● **What to work on**
Whenever "right" occurs in a line of the material, list that line.

Provided records: Begin

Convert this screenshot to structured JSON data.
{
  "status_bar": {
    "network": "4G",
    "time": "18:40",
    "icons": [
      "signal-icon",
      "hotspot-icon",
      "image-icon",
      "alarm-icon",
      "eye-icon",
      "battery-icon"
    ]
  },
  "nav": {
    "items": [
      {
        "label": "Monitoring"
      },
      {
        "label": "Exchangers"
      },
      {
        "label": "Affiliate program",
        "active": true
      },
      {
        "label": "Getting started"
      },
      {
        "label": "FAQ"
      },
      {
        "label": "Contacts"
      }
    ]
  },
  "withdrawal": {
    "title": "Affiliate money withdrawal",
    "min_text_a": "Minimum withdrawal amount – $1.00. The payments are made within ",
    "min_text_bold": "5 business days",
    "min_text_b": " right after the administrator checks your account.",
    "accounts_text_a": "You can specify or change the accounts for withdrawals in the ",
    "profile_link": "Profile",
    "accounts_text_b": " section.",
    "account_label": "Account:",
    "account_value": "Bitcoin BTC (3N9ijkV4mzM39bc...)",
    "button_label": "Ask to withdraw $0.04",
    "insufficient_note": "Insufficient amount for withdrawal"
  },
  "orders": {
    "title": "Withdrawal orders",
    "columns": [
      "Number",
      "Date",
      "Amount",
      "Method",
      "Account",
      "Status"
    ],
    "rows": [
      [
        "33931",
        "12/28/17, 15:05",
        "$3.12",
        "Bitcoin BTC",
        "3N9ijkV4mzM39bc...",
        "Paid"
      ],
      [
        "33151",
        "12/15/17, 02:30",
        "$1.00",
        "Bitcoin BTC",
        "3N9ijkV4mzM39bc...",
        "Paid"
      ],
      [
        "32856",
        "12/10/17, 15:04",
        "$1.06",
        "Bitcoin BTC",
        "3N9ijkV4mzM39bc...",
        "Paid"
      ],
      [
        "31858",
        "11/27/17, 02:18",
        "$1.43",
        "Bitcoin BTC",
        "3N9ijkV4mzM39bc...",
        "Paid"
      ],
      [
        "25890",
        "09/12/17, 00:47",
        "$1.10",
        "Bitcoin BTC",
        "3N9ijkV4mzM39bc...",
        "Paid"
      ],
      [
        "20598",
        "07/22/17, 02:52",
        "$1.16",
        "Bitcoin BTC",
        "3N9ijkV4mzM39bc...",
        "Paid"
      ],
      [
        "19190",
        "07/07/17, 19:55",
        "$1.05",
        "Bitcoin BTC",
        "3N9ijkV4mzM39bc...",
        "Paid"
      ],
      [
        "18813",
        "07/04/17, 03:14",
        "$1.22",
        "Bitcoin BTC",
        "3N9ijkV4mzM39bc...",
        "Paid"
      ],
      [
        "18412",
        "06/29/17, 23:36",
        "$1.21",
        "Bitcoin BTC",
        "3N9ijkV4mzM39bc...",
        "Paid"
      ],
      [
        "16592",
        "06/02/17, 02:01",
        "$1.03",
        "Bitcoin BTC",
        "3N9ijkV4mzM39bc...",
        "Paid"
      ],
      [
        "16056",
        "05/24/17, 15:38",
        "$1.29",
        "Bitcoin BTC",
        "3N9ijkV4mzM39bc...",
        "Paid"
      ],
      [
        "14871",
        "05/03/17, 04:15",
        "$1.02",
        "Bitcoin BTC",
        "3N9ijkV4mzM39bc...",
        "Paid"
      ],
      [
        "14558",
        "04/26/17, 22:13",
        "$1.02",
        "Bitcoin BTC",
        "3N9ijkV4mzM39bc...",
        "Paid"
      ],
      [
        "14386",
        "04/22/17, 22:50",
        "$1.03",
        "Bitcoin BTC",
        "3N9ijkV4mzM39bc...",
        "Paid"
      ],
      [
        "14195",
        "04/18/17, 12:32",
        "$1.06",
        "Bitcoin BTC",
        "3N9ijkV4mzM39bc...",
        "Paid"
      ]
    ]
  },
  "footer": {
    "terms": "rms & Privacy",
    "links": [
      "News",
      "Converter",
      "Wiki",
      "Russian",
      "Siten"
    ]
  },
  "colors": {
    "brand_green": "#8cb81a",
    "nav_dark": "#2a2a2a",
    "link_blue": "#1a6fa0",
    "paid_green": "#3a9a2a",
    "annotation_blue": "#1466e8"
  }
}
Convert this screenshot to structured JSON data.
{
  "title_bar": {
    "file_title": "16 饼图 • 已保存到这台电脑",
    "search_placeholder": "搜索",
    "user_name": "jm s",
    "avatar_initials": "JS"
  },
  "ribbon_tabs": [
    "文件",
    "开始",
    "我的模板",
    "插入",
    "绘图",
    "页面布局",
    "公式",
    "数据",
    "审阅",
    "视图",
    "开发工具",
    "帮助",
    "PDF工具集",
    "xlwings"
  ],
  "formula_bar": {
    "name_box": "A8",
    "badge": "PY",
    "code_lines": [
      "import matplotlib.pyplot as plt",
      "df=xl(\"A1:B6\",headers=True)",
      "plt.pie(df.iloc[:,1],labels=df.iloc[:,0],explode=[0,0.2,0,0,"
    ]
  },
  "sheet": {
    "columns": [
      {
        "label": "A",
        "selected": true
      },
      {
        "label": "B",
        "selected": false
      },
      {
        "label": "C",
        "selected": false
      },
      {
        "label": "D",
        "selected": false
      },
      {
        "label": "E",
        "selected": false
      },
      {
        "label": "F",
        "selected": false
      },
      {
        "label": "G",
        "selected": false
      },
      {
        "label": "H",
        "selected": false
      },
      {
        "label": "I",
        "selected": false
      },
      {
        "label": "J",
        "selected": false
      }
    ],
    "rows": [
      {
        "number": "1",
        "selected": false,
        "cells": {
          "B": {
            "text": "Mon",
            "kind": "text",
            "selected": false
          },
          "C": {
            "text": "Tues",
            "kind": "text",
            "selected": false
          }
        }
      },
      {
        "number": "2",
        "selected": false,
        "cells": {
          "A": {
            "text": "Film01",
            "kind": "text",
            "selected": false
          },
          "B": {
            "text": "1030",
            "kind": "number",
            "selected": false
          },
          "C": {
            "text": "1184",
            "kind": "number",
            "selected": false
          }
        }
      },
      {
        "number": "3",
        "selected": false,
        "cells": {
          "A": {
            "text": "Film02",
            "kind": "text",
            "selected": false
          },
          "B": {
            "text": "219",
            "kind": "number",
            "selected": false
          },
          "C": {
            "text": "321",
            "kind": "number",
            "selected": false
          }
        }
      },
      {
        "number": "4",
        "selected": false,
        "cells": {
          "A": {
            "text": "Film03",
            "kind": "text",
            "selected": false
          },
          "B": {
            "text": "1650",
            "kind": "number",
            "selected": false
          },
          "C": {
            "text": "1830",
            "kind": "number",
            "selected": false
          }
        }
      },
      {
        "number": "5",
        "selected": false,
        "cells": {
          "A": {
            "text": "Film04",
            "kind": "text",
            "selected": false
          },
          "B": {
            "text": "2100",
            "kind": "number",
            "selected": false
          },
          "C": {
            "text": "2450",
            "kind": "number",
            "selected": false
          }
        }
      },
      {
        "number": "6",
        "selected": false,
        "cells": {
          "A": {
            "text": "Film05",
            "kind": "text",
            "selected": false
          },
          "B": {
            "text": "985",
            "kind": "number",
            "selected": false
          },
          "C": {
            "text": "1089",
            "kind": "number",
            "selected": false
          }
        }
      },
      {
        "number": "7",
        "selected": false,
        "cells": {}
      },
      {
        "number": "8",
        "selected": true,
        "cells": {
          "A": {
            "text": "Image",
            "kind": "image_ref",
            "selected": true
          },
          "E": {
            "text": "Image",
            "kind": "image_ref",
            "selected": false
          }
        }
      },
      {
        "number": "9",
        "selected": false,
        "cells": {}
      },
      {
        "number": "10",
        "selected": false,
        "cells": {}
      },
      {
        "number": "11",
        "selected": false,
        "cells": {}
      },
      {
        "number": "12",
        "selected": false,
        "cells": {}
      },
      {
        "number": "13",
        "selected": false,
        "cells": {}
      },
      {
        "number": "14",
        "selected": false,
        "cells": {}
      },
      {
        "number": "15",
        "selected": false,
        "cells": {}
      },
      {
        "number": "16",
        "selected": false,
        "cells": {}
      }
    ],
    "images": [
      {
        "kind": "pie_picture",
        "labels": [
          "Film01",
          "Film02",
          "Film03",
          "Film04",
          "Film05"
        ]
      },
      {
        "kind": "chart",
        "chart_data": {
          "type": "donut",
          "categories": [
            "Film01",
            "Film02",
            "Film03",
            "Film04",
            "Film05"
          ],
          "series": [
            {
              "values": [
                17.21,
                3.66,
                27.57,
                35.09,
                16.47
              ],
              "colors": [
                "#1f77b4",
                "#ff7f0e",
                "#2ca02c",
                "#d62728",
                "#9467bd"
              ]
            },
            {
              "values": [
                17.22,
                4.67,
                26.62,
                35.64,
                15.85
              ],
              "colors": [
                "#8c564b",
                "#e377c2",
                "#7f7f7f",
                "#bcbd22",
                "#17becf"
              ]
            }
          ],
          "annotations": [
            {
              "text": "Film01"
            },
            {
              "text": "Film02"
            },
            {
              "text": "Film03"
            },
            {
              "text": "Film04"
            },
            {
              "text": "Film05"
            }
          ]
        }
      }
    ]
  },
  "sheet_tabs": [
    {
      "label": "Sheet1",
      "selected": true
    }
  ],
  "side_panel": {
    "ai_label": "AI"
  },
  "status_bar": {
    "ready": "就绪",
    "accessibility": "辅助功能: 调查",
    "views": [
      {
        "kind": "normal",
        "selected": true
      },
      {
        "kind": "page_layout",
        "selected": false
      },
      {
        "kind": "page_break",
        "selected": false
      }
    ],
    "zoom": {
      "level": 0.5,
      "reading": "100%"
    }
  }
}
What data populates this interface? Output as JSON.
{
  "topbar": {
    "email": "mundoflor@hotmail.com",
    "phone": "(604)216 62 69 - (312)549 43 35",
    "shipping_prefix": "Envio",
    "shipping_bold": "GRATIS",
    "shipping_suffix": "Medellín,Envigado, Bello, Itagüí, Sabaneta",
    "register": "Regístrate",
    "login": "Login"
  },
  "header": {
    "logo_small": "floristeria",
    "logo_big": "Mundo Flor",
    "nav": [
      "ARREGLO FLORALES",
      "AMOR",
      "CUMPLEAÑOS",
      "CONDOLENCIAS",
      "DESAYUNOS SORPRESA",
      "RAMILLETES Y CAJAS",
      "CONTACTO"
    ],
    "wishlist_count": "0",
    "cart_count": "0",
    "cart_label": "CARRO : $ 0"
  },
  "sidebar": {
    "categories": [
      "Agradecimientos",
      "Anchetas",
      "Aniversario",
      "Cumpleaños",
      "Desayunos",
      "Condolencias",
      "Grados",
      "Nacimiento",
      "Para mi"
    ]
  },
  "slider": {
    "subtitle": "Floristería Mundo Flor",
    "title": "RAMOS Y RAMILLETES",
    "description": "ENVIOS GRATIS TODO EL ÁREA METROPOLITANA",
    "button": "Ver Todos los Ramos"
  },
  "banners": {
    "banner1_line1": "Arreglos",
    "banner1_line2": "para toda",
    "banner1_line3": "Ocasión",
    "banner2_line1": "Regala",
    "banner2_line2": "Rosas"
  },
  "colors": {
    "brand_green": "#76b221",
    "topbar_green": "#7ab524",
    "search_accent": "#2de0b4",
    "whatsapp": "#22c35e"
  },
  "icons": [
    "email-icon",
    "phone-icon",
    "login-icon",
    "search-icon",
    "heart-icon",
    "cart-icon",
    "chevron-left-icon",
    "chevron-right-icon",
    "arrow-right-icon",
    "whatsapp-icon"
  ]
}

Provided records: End

● **Exercise response**
    "min_text_b": " right after the administrator checks your account.",
    "chevron-right-icon",
    "arrow-right-icon",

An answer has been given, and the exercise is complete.